*** Opening of Input data ***

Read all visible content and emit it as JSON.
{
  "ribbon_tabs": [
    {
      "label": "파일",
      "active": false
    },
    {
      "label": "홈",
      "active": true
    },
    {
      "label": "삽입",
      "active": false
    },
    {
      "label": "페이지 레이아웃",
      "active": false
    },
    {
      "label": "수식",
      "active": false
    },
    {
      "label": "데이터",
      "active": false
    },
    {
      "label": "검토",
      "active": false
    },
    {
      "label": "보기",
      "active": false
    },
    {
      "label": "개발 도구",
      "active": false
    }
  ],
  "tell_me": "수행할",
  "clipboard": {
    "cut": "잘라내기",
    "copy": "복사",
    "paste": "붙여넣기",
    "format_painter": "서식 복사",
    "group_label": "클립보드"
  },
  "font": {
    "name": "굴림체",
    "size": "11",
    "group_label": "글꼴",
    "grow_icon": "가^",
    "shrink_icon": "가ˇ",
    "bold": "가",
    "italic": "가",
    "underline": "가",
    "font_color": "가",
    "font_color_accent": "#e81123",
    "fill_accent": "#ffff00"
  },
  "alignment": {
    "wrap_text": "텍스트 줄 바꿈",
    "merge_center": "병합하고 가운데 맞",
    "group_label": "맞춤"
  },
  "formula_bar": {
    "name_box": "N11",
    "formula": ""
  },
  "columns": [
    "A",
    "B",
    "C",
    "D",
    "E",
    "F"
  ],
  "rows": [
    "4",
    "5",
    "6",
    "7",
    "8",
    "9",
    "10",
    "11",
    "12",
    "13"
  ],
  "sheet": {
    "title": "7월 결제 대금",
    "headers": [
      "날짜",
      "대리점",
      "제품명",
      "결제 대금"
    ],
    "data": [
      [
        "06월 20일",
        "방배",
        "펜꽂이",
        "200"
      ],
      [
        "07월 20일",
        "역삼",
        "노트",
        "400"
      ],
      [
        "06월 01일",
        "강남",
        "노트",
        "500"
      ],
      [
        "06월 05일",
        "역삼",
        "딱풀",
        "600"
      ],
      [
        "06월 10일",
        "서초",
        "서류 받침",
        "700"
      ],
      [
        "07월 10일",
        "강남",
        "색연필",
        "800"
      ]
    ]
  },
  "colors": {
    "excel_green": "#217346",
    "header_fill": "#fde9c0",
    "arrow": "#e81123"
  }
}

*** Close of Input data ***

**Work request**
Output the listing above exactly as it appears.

**Reply**
Read all visible content and emit it as JSON.
{
  "ribbon_tabs": [
    {
      "label": "파일",
      "active": false
    },
    {
      "label": "홈",
      "active": true
    },
    {
      "label": "삽입",
      "active": false
    },
    {
      "label": "페이지 레이아웃",
      "active": false
    },
    {
      "label": "수식",
      "active": false
    },
    {
      "label": "데이터",
      "active": false
    },
    {
      "label": "검토",
      "active": false
    },
    {
      "label": "보기",
      "active": false
    },
    {
      "label": "개발 도구",
      "active": false
    }
  ],
  "tell_me": "수행할",
  "clipboard": {
    "cut": "잘라내기",
    "copy": "복사",
    "paste": "붙여넣기",
    "format_painter": "서식 복사",
    "group_label": "클립보드"
  },
  "font": {
    "name": "굴림체",
    "size": "11",
    "group_label": "글꼴",
    "grow_icon": "가^",
    "shrink_icon": "가ˇ",
    "bold": "가",
    "italic": "가",
    "underline": "가",
    "font_color": "가",
    "font_color_accent": "#e81123",
    "fill_accent": "#ffff00"
  },
  "alignment": {
    "wrap_text": "텍스트 줄 바꿈",
    "merge_center": "병합하고 가운데 맞",
    "group_label": "맞춤"
  },
  "formula_bar": {
    "name_box": "N11",
    "formula": ""
  },
  "columns": [
    "A",
    "B",
    "C",
    "D",
    "E",
    "F"
  ],
  "rows": [
    "4",
    "5",
    "6",
    "7",
    "8",
    "9",
    "10",
    "11",
    "12",
    "13"
  ],
  "sheet": {
    "title": "7월 결제 대금",
    "headers": [
      "날짜",
      "대리점",
      "제품명",
      "결제 대금"
    ],
    "data": [
      [
        "06월 20일",
        "방배",
        "펜꽂이",
        "200"
      ],
      [
        "07월 20일",
        "역삼",
        "노트",
        "400"
      ],
      [
        "06월 01일",
        "강남",
        "노트",
        "500"
      ],
      [
        "06월 05일",
        "역삼",
        "딱풀",
        "600"
      ],
      [
        "06월 10일",
        "서초",
        "서류 받침",
        "700"
      ],
      [
        "07월 10일",
        "강남",
        "색연필",
        "800"
      ]
    ]
  },
  "colors": {
    "excel_green": "#217346",
    "header_fill": "#fde9c0",
    "arrow": "#e81123"
  }
}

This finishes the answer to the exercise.